*Exercise details*. Looking at the entries, say how many lines contain the string "JSON". Offer nothing besides the number.
· · · ·
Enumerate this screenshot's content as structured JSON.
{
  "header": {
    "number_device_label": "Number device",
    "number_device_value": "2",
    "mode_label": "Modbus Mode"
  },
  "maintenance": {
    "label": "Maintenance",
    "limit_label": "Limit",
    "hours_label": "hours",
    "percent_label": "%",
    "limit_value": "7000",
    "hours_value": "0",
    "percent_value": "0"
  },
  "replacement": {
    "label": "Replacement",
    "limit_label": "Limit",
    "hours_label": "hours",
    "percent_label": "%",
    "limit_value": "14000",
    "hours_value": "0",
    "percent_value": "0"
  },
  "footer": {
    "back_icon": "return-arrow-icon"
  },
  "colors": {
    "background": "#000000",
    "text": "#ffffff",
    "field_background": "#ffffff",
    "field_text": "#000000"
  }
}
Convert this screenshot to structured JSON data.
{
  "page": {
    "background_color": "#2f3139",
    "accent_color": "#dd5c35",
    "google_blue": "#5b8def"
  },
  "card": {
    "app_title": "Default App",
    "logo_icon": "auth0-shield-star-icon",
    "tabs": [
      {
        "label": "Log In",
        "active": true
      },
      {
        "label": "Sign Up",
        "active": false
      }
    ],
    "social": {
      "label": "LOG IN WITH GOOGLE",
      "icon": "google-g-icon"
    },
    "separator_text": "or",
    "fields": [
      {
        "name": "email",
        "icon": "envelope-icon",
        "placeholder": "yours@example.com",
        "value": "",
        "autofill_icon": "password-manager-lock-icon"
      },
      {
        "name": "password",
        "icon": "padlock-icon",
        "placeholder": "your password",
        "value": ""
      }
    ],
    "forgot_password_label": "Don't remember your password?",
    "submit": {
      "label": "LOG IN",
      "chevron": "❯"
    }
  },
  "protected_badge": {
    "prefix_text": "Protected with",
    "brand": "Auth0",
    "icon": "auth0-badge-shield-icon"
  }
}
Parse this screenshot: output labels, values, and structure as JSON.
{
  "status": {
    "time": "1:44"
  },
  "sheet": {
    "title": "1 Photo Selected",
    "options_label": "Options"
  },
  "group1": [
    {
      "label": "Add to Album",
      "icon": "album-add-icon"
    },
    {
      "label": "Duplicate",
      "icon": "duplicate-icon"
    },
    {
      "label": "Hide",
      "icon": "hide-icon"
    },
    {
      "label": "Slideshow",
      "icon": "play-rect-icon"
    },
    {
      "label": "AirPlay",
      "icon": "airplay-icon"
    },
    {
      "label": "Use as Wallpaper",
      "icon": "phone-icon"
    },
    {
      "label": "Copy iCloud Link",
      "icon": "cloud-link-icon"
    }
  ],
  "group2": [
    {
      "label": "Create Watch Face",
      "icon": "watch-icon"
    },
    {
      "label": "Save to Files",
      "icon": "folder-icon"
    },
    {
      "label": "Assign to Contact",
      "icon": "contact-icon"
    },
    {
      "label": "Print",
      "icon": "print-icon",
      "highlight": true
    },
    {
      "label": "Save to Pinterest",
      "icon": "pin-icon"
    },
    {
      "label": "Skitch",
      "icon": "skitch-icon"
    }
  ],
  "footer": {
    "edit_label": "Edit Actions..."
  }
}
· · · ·
*Solution below*. 3